The SteamWorld developers show time and time again that they can pull off any genre they attempt. I’ll never stop being surprised by their ability to excel across each one. SteamWorld Build is another great example of how well they continue to develop their universe but this time as a city builder.
The story kicks off with a caravan of Steambots trying to escape the planet even though we don’t quite learn why. In an effort to do so, we come across an abandoned town to rebuild and find a way to leave. Instead of only being a city builder, SteamWorld Build goes the path of strategy games like Dungeon Keeper where there’s a strong underground component as well.
This becomes an entertaining experience as you balance the different gameplay of each area. While building your above-ground city you’ll need to take care of your Steambots’ needs. This can be anything from building a general store to creating a casino for entertainment. Over time, their needs become more complex as you attract all sorts of Steambots to your town.
Instead of simple production chains like gathering wood to make boards, you’ll need several refineries later. For example, Engineer Steambots need Moonshine which requires four different buildings to produce. You’ll need a Cactus Farm, a Glassblower, a Sand Sifting Factory, and a Moonshiner. And then going a step further, you’ll need a Saloon to serve the Steambots.
As buildings become more advanced and require a variety of resources, you’ll have to dig deep to gather what you need. Unlike the above-ground area which revolves around your economy, you have more freedom to explore underground. It stops being about fulfilling needs and starts to revolve around uncovering new territory.
While you still need to create rooms for Steambots exclusive to the underground, they’re much simpler in comparison. All they really tend to care about is having enough room to exist. This opens up a whole different game where you’re searching for resources and digging out paths in a mostly dirt-filled cavern.
Even though the above-ground and underground gameplay is vastly different, they’re still heavily connected. To make it further underground, you’ll need to continue growing and expanding your town. But, you can’t do that without the many resources below.
While the underground starts relatively tame, it evolves when enemies are introduced.

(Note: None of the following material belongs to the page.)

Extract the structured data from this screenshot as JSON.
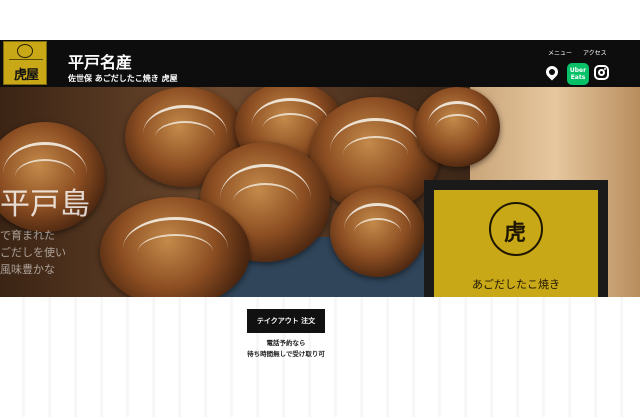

Instead of worrying about environmental hazards in other city builders, I have swarms of dangerous creatures at my door. Which leads to building up my defenses via enforcers and turrets to keep them at bay.
Similar to the colony sim genre, you’ll have to guide your people since you don’t have complete control over them. For example, marking a tile for miners to dig or placing a turret blueprint that a mechanic can build. Whereas the enforcers/guards will simply act on their own altogether.

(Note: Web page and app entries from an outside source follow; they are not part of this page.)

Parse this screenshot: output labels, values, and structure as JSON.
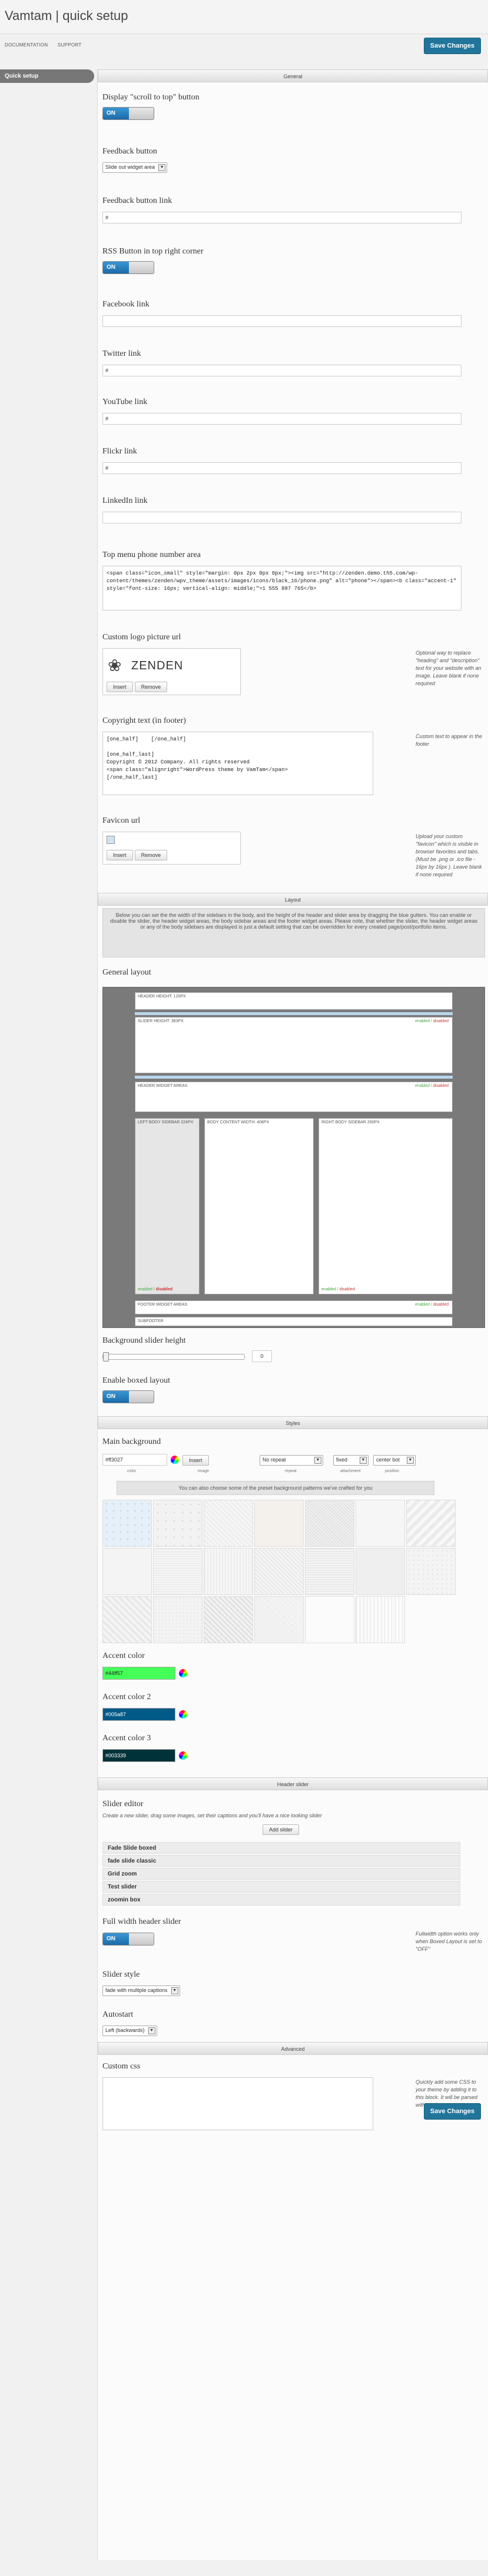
{
  "header": {
    "title": "Vamtam | quick setup",
    "save_label": "Save Changes",
    "links": [
      "DOCUMENTATION",
      "SUPPORT"
    ]
  },
  "sidebar": {
    "items": [
      {
        "label": "Quick setup"
      }
    ]
  },
  "sections": {
    "general": "General",
    "layout": "Layout",
    "styles": "Styles",
    "header_slider": "Header slider",
    "advanced": "Advanced"
  },
  "general": {
    "scroll_top_label": "Display \"scroll to top\" button",
    "toggle_on": "ON",
    "feedback_label": "Feedback button",
    "feedback_value": "Slide out widget area",
    "feedback_link_label": "Feedback button link",
    "feedback_link_value": "#",
    "rss_label": "RSS Button in top right corner",
    "facebook_label": "Facebook link",
    "facebook_value": "",
    "twitter_label": "Twitter link",
    "twitter_value": "#",
    "youtube_label": "YouTube link",
    "youtube_value": "#",
    "flickr_label": "Flickr link",
    "flickr_value": "#",
    "linkedin_label": "LinkedIn link",
    "linkedin_value": "",
    "phone_label": "Top menu phone number area",
    "phone_value": "<span class=\"icon_small\" style=\"margin: 0px 2px 0px 0px;\"><img src=\"http://zenden.demo.th5.com/wp-content/themes/zenden/wpv_theme/assets/images/icons/black_16/phone.png\" alt=\"phone\"></span><b class=\"accent-1\" style=\"font-size: 16px; vertical-align: middle;\">1 555 887 765</b>",
    "logo_label": "Custom logo picture url",
    "logo_text": "ZENDEN",
    "insert_label": "Insert",
    "remove_label": "Remove",
    "logo_hint": "Optional way to replace \"heading\" and \"description\" text for your website with an image. Leave blank if none required",
    "copyright_label": "Copyright text (in footer)",
    "copyright_value": "[one_half]    [/one_half]\n\n[one_half_last]\nCopyright © 2012 Company. All rights reserved\n<span class=\"alignright\">WordPress theme by VamTam</span>\n[/one_half_last]",
    "copyright_hint": "Custom text to appear in the footer",
    "favicon_label": "Favicon url",
    "favicon_hint": "Upload your custom \"favicon\" which is visible in browser favorites and tabs. (Must be .png or .ico file - 16px by 16px ). Leave blank if none required"
  },
  "layout": {
    "note": "Below you can set the the width of the sidebars in the body, and the height of the header and slider area by dragging the blue gutters. You can enable or disable the slider, the header widget areas, the body sidebar areas and the footer widget areas. Please note, that whether the slider, the header widget areas or any of the body sidebars are displayed is just a default setting that can be overridden for every created page/post/portfolio items.",
    "general_label": "General layout",
    "header_height": "HEADER HEIGHT: 120PX",
    "slider_height": "SLIDER HEIGHT: 383PX",
    "header_widgets": "HEADER WIDGET AREAS",
    "left_sidebar": "LEFT BODY SIDEBAR 224PX",
    "body_content": "BODY CONTENT WIDTH: 408PX",
    "right_sidebar": "RIGHT BODY SIDEBAR 260PX",
    "footer_widgets": "FOOTER WIDGET AREAS",
    "subfooter": "SUBFOOTER",
    "enabled": "enabled",
    "disabled": "disabled",
    "sep": " / ",
    "bg_slider_label": "Background slider height",
    "bg_slider_value": "0",
    "bg_slider_fill": 0,
    "boxed_label": "Enable boxed layout"
  },
  "styles": {
    "main_bg_label": "Main background",
    "bg_color": "#ff3027",
    "bg_image_btn": "Insert",
    "repeat": "No repeat",
    "attachment": "fixed",
    "position": "center bot",
    "cap_color": "color",
    "cap_image": "image",
    "cap_repeat": "repeat",
    "cap_attachment": "attachment",
    "cap_position": "position",
    "patterns_note": "You can also choose some of the preset background patterns we've crafted for you",
    "accent1_label": "Accent color",
    "accent1_value": "#44ff57",
    "accent1_color": "#44ff57",
    "accent2_label": "Accent color 2",
    "accent2_value": "#005a87",
    "accent2_color": "#005a87",
    "accent3_label": "Accent color 3",
    "accent3_value": "#003339",
    "accent3_color": "#003339"
  },
  "slider": {
    "editor_label": "Slider editor",
    "editor_desc": "Create a new slider, drag some images, set their captions and you'll have a nice looking slider",
    "add_button": "Add slider",
    "items": [
      "Fade Slide boxed",
      "fade slide classic",
      "Grid zoom",
      "Test slider",
      "zoomin box"
    ],
    "fullwidth_label": "Full width header slider",
    "fullwidth_hint": "Fullwidth option works only when Boxed Layout is set to \"OFF\"",
    "style_label": "Slider style",
    "style_value": "fade with multiple captions",
    "autostart_label": "Autostart",
    "autostart_value": "Left (backwards)"
  },
  "advanced": {
    "css_label": "Custom css",
    "css_hint": "Quickly add some CSS to your theme by adding it to this block. It will be parsed with csslint"
  }
}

As I got deeper discovering new zones, the story kept dropping little bits of new information. However, the same way the plot starts vague continued to be the case. Despite learning more, I never felt the story developed as much as it could have. It’s hard to say much without spoiling anything, but it came across as a little shallow. Although, it was at least a short and sweet story lurking in the background.
Fortunately, the gameplay excels enough that I completed almost four runs across 22 hours. Even though there are minor bonuses for completing the different regions, I don’t expect people to replay SteamWorld Build for those. But rather to enjoy building new cities and seeing how efficiently they can make theirs.
That aside, I can see some players get annoyed with handling their economy since it frequently relies on checking a resource chart. I love having more data to peruse for games like this but it could be seen as tedious. By my second run, I didn’t think much of it. However, during the first one, there was a lot of trekking backward to increase production via early buildings.
Since there isn’t a system for upgrading buildings, I’m forced to consistently duplicate the ones I already have. And this plays into organizing my expanding city which can be a challenge of its own. It’s almost a nuisance when you’re building facilities for a higher-tier Steambot and then have to backtrack to the early phases.
With that said, there is a major mechanic where a train regularly arrives for bartering and provides items you can buy. These items that can also be found underground can help grow your city without having to place new buildings. But, they’re still limited and you may not get the ones you want.
SteamWorld Build Review | Closing Thoughts
SteamWorld Build is an exceptional city builder with hints of Dungeon Keeper. While I wish the story had more to it, I can still appreciate what’s there. If you’re a fan of the SteamWorld franchise, I especially recommend playing this one. Those of you familiar with the story of previous games may notice minor connections. As usual, the developers nail the Steampunk aesthetic that goes with this universe.
Review Score: 9/10
SteamWorld Build was provided by a PR agency via a Steam code.
Jeff is a journalist with over 10 years of experience writing, streaming, and making content about video games. With an associate degree in journalism, he’s a sucker for RPGs, survival games, roguelikes, and more.